*** Block opens ***
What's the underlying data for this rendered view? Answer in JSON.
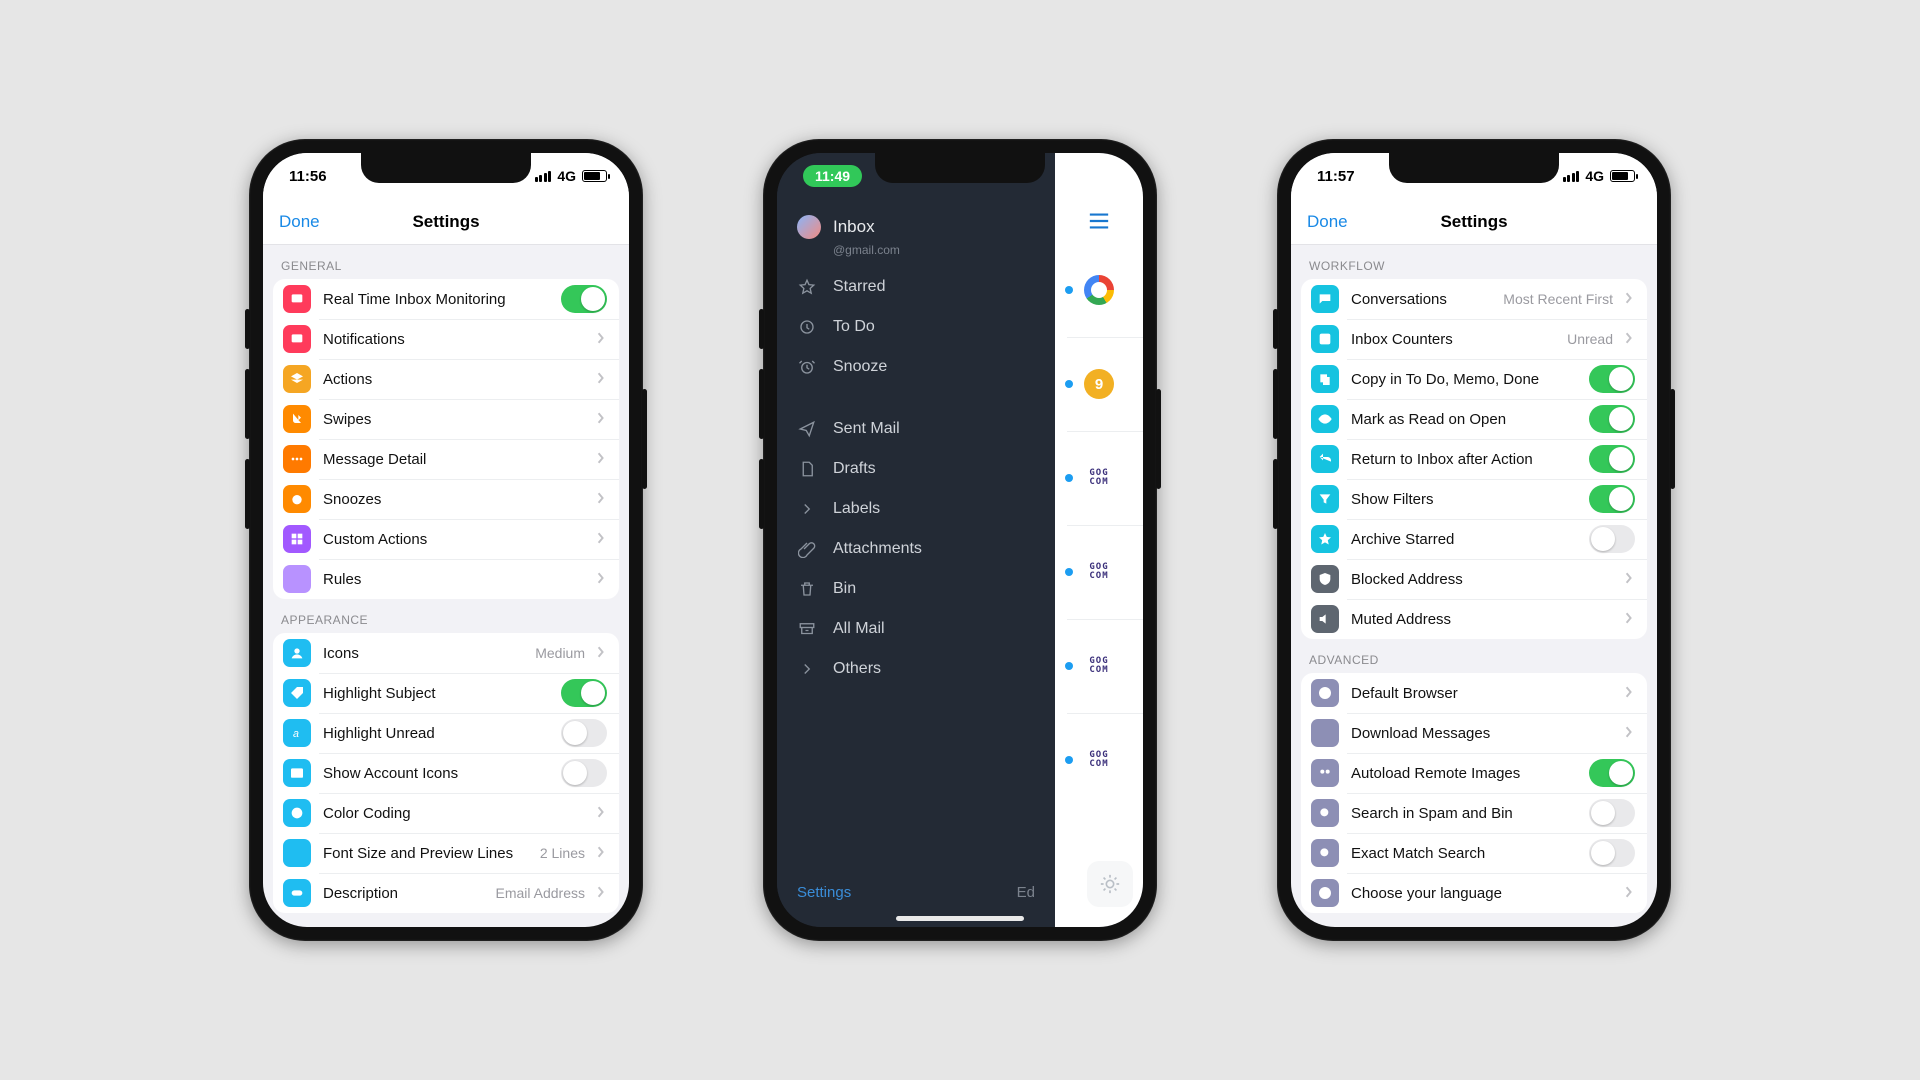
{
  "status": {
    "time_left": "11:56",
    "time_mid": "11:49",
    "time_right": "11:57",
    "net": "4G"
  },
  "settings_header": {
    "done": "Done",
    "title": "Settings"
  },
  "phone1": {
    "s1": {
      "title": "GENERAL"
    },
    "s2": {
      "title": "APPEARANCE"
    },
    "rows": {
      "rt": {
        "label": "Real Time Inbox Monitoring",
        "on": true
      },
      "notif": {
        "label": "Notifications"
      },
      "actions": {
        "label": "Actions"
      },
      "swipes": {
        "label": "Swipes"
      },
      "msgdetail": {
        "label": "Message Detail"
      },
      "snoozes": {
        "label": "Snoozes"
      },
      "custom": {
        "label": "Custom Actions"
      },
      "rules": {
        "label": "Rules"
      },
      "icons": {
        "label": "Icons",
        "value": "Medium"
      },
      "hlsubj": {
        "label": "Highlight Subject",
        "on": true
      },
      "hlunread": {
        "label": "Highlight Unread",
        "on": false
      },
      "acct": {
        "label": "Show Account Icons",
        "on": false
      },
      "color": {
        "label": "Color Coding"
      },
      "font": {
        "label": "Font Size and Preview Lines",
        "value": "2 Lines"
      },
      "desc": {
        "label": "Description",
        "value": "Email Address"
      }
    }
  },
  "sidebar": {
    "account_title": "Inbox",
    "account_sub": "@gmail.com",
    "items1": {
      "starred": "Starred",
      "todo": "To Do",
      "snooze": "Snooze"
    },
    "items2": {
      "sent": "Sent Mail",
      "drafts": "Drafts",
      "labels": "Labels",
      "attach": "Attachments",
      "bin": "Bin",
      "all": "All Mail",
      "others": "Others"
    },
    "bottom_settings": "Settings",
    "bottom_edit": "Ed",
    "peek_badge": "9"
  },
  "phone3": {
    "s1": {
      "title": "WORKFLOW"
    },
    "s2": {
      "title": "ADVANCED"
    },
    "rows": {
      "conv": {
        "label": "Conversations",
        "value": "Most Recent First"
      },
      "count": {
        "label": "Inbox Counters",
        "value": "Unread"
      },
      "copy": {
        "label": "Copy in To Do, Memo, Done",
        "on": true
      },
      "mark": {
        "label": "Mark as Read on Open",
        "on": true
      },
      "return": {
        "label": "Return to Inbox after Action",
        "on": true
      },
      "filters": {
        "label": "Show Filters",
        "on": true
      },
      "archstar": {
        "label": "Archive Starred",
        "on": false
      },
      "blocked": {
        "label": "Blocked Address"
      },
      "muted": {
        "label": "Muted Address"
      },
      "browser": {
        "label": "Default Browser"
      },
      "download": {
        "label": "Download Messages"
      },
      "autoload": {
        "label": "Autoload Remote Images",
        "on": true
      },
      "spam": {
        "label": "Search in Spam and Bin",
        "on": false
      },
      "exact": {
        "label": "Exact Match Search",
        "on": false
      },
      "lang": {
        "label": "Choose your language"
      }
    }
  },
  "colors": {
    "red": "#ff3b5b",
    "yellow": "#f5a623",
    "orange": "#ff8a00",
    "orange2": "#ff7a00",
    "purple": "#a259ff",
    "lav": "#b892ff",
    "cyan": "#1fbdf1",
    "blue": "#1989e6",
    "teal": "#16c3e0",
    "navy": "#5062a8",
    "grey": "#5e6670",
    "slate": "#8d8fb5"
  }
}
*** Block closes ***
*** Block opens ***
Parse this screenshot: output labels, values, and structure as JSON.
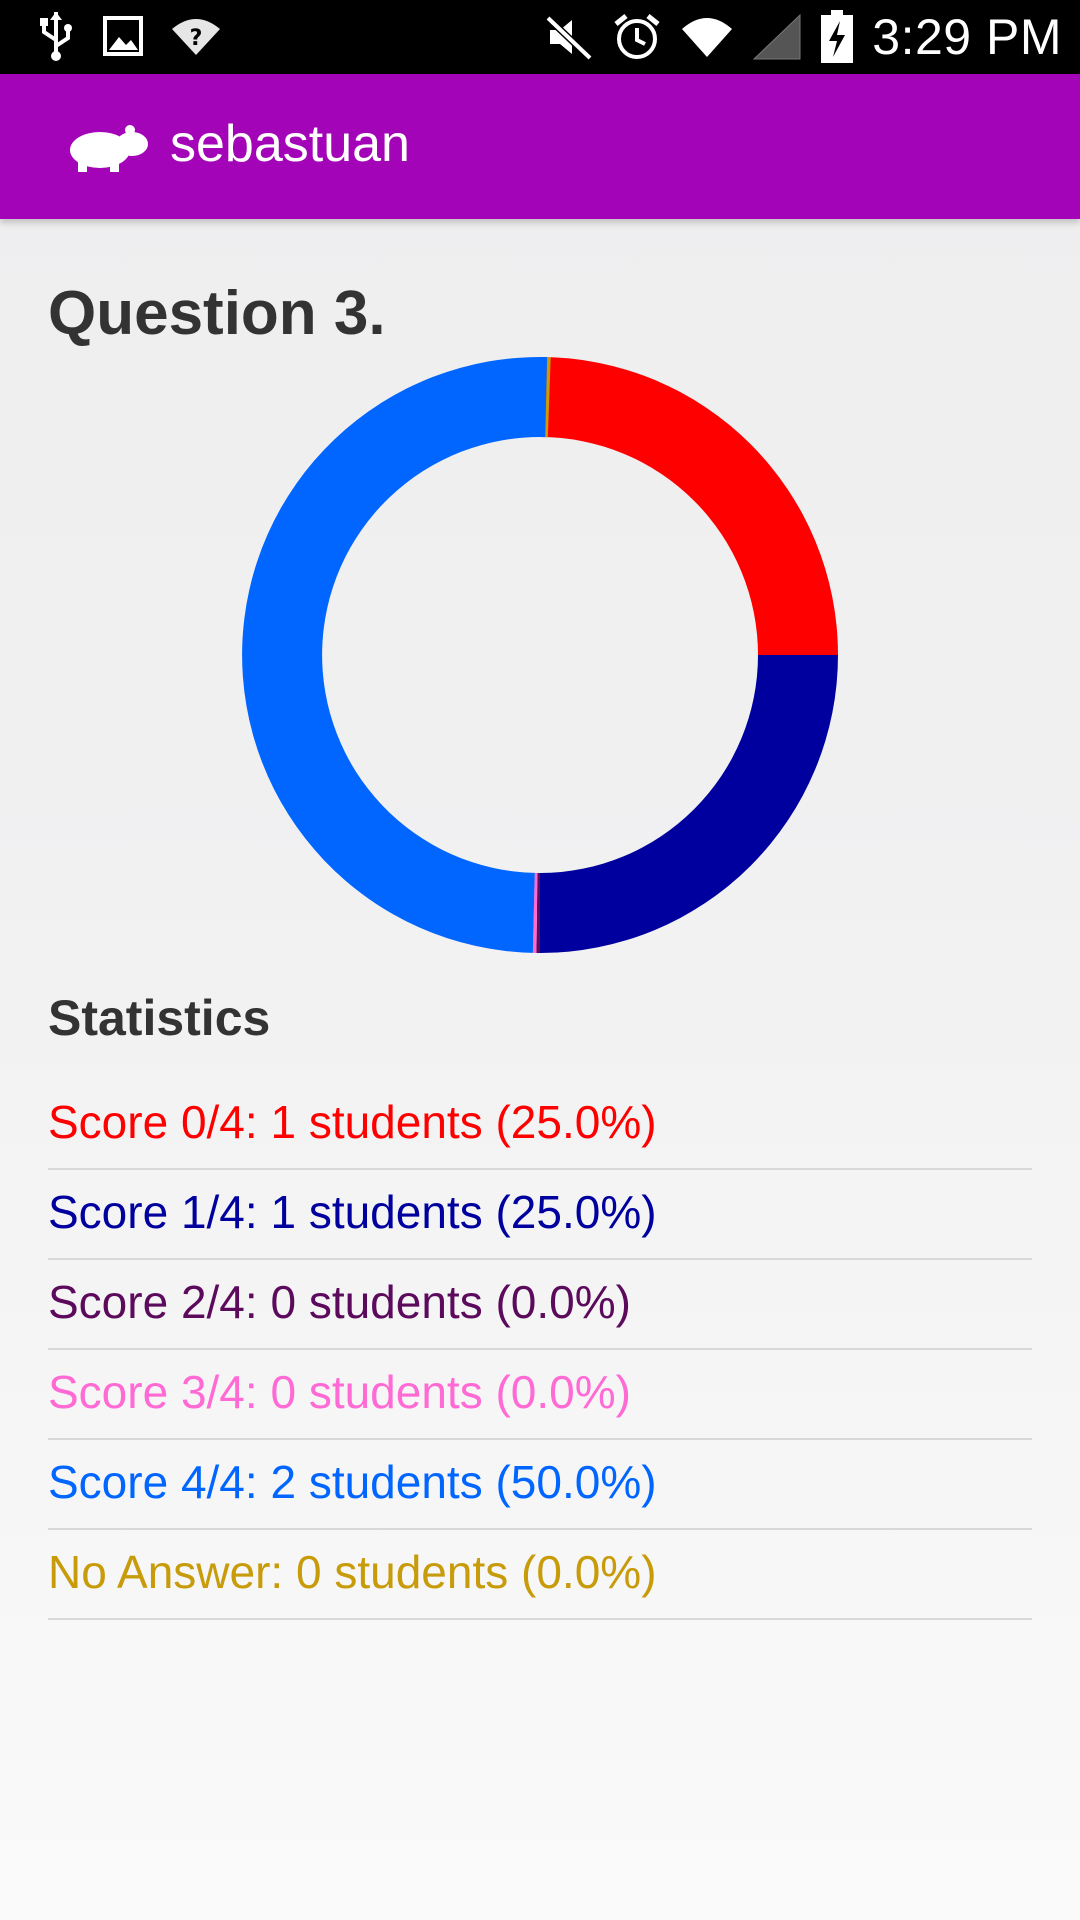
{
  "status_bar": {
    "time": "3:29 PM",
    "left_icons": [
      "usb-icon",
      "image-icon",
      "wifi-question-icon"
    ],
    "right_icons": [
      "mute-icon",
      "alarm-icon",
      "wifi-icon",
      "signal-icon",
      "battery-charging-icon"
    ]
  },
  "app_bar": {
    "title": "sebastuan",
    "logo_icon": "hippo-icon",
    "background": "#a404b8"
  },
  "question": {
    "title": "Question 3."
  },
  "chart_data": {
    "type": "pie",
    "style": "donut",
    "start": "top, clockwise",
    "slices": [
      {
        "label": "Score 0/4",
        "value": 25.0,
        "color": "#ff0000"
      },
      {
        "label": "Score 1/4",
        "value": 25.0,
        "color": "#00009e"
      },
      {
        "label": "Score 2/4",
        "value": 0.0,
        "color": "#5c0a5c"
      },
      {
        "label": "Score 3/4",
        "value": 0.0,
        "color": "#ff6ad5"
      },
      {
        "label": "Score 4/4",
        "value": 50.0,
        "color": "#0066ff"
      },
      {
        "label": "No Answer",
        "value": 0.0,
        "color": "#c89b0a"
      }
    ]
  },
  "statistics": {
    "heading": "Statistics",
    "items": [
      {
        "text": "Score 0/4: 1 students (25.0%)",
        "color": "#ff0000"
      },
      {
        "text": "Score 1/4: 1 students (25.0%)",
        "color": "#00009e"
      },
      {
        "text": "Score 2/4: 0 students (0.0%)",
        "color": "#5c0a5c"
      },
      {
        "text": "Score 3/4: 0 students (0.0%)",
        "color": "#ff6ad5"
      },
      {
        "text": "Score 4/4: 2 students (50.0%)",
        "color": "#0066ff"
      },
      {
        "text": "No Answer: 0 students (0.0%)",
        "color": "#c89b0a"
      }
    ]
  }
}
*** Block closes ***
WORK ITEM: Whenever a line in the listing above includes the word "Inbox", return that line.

ANSWER FOR THE TASK:
        "label": "Real Time Inbox Monitoring",
    "account_title": "Inbox",
        "label": "Inbox Counters",
        "label": "Return to Inbox after Action",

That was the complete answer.